Those skilled in the art will appreciate that the cryocooler 2 operates with four cycles. The first cycle is constant volume regeneration in which heat contained in the working fluid 6 helium is transferred to the regenerator material 22. In the next stage of the cycle, heat is added from an external source (heat load) thereby causing expansion to take place at nearly constant temperature. Next, heat is transferred from the regenerator material 22 back to the working fluid 6 under constant volume. Finally, the cycle is completed when heat is rejected to an external heat sink under near constant temperature compression.
Experiments were conducted using a free piston Stirling cyrocooler 2 that compared regenerator material 22 formed into felt disks 24 and wads. Both the felt disks 24 and wads were formed from the same type of polyester material and loaded into a displacer 10. Each cryocooler 2 tested was powered with 100 W average input power. In addition, each cryocooler 2 had a 5 W heat load applied to the cold end of the cryocooler 2. Temperature measurements were then taken of the heat acceptor Tacc at the cold end of the cryocooler 2.
For the experiments conducted using the felt disks 24, either sixteen or seventeen felt disks 24 were loaded into the displacer 10. The felt disks 24 had a diameter D of 17 mm and a thickness t of 0.25 inches. In addition, the felt disks 24 had a density of 32 oz/yd2. The total weight of the felt disks 24 within the displacer 10 is shown in Table 1 below. Table 1 also shows the measured Tacc for each experiment.
In another set of experiments, wads of polyester were used in the displacer 10. For these experiments five wads of regenerator material were loaded into the displacer 10. The total weight of the regenerator wads within the displacer 10 is shown in Table 2 below.
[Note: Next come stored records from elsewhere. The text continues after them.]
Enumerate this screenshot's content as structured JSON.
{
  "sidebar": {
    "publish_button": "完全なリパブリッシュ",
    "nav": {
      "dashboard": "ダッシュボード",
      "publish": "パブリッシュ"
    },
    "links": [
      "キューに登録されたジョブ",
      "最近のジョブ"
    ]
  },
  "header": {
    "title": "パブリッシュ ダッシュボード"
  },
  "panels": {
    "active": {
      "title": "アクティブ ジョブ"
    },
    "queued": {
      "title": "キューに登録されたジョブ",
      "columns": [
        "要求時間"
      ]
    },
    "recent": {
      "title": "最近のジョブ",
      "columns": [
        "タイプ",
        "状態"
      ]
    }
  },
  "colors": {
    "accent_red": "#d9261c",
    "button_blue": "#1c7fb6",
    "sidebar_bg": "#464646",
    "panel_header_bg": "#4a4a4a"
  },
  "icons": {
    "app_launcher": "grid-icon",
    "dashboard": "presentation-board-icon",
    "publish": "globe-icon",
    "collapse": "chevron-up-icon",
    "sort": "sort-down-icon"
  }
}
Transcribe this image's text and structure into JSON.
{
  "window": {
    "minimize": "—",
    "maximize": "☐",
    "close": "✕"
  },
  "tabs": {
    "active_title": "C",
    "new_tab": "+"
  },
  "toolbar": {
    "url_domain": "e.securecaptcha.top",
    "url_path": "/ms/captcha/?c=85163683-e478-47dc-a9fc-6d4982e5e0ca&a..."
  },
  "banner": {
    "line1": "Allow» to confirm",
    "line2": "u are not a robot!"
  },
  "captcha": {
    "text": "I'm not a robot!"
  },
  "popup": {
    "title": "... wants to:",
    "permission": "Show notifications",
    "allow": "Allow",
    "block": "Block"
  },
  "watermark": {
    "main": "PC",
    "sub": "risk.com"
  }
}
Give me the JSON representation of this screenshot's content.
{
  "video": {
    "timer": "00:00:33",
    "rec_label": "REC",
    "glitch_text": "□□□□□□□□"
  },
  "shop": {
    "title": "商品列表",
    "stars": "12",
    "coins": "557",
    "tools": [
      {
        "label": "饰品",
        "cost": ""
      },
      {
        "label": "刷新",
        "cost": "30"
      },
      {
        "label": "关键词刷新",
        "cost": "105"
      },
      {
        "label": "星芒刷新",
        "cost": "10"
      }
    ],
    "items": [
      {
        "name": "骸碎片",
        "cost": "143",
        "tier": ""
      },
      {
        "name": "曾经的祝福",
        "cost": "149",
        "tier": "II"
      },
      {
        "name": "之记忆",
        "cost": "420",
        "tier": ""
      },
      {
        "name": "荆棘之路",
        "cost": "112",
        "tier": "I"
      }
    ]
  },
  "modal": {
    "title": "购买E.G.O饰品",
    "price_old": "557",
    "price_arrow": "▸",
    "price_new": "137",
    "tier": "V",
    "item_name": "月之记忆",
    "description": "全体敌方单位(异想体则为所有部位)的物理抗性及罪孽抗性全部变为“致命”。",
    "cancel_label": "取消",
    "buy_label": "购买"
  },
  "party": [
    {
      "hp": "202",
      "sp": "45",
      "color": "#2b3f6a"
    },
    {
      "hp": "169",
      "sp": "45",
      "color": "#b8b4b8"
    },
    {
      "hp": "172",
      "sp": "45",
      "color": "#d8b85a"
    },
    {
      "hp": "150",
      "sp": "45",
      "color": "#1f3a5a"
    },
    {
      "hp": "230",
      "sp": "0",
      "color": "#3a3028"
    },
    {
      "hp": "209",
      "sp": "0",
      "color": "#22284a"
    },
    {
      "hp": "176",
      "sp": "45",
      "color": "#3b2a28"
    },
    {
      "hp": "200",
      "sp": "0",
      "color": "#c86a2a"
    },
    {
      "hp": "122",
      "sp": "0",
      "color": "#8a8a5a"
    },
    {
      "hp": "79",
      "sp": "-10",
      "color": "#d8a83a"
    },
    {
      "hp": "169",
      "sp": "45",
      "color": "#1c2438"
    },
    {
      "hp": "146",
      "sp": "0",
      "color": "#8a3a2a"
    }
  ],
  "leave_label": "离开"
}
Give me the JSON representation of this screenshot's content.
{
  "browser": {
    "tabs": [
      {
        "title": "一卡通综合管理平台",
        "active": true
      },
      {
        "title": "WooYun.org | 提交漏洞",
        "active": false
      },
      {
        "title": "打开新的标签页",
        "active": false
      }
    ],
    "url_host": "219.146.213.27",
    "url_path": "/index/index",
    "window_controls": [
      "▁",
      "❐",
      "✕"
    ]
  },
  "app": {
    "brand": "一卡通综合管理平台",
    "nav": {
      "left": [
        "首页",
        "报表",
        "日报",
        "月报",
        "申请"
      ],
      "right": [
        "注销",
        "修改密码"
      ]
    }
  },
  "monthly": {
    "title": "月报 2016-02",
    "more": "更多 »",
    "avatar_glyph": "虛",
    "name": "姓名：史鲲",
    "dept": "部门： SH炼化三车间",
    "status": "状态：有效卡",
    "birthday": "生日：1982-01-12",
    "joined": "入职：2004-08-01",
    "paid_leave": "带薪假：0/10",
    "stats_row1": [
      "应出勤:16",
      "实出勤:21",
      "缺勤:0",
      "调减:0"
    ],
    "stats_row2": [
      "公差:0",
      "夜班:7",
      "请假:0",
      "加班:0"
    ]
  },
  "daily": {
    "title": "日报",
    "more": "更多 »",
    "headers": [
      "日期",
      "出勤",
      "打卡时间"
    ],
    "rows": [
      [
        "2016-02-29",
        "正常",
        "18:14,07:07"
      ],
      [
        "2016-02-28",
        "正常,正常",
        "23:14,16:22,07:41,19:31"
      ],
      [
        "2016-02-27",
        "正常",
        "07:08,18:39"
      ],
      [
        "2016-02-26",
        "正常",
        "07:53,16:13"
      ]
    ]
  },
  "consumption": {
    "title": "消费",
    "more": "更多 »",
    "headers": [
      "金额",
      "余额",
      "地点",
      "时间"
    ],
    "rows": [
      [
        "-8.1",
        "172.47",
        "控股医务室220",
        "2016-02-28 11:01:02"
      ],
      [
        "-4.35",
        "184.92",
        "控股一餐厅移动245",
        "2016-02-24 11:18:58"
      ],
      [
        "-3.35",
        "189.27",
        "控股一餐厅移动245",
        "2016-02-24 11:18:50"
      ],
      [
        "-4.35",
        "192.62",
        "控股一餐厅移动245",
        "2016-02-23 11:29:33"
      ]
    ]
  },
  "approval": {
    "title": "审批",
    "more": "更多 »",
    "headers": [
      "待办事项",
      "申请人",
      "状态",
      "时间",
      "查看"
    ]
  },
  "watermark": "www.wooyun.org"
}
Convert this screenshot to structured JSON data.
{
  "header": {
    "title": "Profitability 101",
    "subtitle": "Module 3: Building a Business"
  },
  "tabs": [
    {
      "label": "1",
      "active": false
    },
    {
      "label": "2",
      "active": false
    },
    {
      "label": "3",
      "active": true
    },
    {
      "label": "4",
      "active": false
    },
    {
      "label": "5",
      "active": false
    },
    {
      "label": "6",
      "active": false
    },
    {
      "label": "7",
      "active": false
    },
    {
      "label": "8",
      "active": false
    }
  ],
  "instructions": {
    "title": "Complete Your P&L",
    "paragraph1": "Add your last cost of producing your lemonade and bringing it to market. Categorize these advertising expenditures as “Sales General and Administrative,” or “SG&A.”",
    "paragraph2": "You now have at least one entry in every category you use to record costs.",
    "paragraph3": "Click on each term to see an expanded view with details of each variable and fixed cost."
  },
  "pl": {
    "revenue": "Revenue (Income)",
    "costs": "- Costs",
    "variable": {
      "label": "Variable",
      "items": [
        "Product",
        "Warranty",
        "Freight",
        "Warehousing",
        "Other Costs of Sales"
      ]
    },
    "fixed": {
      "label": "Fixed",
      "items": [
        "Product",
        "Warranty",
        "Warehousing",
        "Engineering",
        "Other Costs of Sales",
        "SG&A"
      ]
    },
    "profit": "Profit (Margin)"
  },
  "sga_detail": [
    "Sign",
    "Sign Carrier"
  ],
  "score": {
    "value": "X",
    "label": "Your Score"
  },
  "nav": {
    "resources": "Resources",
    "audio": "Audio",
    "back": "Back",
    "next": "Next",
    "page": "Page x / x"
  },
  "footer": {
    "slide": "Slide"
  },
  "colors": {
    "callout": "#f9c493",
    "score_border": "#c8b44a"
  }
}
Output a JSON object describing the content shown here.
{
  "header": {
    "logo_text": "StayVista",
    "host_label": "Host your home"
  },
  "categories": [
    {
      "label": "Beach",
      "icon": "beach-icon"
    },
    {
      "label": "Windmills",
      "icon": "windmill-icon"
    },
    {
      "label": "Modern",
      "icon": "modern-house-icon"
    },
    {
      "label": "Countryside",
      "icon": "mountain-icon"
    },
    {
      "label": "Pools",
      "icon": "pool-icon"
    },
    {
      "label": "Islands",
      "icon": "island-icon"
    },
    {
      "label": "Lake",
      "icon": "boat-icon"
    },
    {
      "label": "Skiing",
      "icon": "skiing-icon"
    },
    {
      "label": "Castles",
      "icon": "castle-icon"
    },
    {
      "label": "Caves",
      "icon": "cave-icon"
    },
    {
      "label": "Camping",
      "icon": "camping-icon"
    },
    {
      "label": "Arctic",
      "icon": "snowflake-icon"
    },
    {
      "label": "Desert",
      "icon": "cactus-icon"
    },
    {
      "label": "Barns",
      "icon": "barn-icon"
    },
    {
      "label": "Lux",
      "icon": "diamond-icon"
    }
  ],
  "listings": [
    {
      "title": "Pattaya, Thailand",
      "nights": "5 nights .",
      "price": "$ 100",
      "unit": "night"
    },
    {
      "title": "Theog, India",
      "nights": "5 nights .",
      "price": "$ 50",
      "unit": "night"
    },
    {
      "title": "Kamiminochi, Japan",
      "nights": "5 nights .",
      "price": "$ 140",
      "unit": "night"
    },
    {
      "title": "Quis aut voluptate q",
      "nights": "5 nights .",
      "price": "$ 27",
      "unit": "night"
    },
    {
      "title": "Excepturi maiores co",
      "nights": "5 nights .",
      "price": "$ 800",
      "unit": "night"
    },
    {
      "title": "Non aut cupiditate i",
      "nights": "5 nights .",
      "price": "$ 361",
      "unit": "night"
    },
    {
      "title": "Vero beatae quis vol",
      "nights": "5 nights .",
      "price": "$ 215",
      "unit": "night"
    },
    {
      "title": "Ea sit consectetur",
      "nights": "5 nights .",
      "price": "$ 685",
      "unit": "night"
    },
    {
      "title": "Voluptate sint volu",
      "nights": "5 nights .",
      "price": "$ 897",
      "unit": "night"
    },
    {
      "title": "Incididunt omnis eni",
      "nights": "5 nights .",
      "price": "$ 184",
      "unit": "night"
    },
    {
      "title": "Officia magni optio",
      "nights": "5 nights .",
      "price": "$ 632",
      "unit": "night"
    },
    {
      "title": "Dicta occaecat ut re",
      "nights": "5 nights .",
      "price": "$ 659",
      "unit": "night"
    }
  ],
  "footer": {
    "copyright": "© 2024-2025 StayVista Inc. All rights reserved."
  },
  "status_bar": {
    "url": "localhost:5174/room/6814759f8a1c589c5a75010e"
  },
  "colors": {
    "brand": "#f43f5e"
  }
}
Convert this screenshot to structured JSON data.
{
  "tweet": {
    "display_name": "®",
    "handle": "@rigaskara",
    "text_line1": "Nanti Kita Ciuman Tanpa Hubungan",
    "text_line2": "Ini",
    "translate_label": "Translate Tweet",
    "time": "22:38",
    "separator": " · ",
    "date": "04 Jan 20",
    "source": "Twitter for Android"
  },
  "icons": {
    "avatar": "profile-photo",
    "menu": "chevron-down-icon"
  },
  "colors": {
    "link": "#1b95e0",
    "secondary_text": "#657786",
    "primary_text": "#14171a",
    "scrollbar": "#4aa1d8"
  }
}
FIG. 4 illustrates the variation in the measured heat acceptor temperature Tacc for the cryocooler 2 packed with felt disks 24 and polyester wads. As seen in FIG. 4, for the cryocooler 2 packed with polyester wads, the measured heat acceptor temperature Tacc varied from 71.4 K to 79.1 K, a difference of 7.7 K. This 7.7 K difference in Tacc corresponds to about 1 Watt in heat lift variation between the different cryocoolers 2. In contrast, the measured heat acceptor temperature Tacc varied from 70.1 K to 72.1 K in the cryocooler 2 packed with felt disks 24—a difference of only 2.0 K. Accordingly, the cryocoolers 2 packed with felt disks 24 exhibited a much more consistent performance with respect to heat acceptor temperature Tacc as compared to those packed with wads of polyester. Moreover, as seen in Table 1, Table 2, and FIG. 4, the cryocooler 2 containing the felt disks 24 showed the lowest heat accepter temperatures Tacc. This indicates that for the same amount of input power the cryocooler 2 with the felt disks 24 can achieve lower cryogenic temperatures and thus is a more efficient cryocooler 2.
While the invention is susceptible to various modifications, and alternative forms, specific examples thereof have been shown in the drawings and are herein described in detail. It should be understood, however, that the invention is not to be limited to the particular forms or methods disclosed, but to the contrary, the invention is to cover all modifications, equivalents and alternatives falling within the spirit and scope of the appended claims.